───── Records for this task ─────
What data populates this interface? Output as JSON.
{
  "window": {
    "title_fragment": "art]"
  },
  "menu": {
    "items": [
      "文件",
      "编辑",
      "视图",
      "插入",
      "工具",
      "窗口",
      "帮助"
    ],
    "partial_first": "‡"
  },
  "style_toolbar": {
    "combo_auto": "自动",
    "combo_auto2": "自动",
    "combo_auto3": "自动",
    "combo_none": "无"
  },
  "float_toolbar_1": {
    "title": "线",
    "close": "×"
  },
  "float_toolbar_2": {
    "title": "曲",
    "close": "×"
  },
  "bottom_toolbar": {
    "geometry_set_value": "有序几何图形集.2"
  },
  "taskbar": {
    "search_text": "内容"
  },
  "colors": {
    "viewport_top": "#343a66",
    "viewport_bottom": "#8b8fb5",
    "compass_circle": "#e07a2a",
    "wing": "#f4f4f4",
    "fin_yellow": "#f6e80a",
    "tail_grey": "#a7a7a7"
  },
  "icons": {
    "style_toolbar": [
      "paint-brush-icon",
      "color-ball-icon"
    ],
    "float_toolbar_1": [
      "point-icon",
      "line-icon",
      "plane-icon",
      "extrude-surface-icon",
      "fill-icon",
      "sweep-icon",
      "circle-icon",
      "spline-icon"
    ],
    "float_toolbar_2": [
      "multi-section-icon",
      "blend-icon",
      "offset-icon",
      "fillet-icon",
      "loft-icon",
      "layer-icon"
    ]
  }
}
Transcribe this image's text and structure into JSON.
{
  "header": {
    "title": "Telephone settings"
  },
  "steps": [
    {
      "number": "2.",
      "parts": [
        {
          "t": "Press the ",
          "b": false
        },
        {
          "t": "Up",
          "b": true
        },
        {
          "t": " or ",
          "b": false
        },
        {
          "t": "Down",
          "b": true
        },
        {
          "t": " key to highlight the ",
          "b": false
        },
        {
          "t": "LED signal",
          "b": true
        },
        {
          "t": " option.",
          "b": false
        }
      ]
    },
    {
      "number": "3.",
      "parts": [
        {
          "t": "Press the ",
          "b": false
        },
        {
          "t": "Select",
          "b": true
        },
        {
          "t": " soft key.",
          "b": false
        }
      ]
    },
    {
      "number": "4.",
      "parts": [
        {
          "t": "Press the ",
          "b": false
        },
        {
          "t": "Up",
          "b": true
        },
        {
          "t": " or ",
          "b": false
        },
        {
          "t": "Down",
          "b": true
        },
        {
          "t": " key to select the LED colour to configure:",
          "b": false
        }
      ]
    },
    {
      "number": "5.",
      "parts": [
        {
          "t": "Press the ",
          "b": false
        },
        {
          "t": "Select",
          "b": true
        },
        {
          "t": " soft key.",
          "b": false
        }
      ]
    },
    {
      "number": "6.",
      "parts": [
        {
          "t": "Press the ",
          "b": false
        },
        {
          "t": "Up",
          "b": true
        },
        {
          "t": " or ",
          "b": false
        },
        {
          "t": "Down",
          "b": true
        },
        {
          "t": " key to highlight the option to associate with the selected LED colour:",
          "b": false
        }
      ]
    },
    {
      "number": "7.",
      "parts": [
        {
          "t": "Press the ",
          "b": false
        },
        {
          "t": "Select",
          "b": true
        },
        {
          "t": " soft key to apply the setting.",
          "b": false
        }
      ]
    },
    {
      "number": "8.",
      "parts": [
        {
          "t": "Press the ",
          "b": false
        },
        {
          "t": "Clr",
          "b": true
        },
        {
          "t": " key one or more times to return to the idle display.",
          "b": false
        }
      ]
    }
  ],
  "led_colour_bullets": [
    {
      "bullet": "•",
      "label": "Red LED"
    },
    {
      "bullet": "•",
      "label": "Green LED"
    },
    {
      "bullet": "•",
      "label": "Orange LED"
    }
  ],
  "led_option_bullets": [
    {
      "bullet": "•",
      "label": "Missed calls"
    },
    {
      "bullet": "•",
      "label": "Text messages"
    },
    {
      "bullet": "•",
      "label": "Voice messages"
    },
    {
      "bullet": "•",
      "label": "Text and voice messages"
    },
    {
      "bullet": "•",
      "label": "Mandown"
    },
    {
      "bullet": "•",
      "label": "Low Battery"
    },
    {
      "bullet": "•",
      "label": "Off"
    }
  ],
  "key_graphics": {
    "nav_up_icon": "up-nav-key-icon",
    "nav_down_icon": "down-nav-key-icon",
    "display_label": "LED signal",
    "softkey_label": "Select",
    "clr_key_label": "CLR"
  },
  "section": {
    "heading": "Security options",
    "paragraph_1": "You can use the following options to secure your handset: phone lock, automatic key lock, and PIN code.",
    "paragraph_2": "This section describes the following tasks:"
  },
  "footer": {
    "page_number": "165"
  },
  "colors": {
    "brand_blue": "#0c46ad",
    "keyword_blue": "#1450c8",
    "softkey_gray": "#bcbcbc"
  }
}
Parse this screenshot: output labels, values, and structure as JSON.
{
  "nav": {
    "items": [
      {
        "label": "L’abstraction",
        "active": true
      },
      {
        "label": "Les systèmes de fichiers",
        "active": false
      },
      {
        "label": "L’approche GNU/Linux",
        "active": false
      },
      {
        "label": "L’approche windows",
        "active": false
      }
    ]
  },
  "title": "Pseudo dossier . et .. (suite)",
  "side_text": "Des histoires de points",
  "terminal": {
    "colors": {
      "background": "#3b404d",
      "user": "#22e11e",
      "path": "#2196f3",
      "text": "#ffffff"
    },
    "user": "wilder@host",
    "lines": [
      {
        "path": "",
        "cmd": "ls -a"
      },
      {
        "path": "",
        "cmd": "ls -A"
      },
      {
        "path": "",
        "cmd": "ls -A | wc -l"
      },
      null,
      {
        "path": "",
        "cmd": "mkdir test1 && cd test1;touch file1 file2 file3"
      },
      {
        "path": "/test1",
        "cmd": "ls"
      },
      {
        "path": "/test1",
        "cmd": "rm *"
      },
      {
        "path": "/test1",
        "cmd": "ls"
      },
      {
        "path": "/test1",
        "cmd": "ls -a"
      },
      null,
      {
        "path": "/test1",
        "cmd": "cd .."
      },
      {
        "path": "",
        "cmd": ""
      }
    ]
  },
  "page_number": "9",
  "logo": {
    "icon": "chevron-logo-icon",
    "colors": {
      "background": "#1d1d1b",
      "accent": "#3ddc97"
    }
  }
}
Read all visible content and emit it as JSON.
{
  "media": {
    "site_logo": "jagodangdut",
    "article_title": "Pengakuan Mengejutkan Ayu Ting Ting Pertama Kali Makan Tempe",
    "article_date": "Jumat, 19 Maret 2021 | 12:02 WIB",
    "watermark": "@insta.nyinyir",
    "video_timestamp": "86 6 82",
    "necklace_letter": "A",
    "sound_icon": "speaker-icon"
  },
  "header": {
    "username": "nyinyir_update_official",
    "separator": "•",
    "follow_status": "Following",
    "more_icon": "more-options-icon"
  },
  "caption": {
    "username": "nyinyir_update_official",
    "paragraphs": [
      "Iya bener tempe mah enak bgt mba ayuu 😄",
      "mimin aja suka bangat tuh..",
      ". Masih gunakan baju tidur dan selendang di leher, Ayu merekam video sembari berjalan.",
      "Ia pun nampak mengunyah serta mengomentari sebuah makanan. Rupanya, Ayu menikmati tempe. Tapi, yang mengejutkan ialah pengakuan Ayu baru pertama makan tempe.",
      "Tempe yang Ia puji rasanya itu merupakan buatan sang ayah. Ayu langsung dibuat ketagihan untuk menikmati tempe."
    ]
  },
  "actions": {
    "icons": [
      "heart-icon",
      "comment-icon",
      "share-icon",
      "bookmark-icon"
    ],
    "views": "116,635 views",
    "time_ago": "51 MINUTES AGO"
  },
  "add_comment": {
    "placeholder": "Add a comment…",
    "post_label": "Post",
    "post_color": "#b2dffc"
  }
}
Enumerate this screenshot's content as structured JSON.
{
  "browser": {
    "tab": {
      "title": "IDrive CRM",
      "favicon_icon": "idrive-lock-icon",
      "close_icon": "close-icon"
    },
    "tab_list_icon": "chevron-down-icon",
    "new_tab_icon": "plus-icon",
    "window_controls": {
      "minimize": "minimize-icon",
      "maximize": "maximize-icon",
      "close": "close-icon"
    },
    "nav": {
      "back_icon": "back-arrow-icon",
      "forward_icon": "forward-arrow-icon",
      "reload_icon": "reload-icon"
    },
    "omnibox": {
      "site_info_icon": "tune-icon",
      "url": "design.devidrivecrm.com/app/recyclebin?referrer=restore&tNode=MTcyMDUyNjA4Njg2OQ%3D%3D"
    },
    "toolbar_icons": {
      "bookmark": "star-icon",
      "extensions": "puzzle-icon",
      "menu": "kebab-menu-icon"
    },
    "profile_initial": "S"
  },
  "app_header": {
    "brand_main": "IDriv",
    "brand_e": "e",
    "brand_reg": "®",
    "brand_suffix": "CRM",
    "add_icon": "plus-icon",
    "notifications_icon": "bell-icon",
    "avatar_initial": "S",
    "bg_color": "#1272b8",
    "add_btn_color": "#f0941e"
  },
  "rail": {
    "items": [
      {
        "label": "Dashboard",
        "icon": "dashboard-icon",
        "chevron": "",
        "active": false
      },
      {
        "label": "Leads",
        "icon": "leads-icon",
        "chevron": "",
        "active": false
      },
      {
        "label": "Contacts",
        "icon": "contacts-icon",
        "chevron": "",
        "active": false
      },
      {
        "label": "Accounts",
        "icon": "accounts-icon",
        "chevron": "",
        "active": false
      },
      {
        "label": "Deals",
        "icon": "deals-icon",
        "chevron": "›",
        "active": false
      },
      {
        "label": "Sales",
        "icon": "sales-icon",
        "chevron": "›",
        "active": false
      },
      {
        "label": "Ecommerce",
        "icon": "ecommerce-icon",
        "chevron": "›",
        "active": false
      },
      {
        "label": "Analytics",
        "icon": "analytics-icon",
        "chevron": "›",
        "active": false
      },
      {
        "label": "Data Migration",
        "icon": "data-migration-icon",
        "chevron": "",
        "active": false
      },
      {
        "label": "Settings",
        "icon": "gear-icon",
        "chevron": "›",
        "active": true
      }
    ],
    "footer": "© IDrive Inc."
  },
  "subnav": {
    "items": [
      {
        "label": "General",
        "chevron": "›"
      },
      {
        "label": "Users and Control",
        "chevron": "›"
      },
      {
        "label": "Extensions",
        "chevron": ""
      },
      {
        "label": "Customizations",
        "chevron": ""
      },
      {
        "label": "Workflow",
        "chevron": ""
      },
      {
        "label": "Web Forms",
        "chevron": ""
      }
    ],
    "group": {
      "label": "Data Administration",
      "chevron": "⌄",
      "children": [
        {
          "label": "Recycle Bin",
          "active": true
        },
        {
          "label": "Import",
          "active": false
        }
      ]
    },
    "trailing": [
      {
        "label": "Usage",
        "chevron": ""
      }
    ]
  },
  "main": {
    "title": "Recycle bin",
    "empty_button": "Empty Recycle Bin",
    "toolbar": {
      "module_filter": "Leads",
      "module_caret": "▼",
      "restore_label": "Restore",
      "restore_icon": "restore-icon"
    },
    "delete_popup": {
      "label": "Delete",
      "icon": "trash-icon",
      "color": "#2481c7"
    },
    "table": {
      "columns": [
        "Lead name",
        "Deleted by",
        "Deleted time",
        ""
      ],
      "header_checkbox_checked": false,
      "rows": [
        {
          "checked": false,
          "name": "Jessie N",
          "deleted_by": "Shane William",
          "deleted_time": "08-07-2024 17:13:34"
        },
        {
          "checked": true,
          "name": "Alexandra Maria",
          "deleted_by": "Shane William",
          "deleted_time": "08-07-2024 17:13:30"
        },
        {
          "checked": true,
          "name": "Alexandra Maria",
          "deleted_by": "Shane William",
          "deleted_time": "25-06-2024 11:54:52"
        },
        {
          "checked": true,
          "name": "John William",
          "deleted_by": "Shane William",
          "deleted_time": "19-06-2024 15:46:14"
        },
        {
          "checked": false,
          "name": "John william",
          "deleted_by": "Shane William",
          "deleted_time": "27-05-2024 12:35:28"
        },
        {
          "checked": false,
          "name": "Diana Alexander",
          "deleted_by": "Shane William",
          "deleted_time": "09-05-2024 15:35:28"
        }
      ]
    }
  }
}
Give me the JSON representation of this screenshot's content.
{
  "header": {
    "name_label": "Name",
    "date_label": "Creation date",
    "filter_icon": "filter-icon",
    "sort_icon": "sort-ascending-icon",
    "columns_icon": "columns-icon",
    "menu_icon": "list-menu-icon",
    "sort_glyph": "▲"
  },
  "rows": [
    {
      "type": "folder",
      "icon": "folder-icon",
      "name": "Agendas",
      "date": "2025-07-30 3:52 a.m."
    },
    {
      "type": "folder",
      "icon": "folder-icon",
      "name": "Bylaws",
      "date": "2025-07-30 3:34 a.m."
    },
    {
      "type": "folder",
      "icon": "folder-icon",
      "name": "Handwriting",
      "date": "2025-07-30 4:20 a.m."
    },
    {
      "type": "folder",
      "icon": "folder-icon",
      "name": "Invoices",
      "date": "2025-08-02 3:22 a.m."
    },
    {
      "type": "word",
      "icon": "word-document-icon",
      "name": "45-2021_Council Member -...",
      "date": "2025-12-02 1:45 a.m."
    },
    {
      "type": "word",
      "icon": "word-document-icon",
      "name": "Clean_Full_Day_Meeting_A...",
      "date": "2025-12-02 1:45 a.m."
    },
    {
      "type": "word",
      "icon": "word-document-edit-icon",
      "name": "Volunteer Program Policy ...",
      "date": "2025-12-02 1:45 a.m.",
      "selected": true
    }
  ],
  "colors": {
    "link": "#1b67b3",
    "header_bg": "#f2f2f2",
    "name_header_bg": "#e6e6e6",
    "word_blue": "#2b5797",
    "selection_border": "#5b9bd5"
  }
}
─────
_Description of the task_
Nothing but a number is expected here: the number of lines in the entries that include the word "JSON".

_Exercise response_
6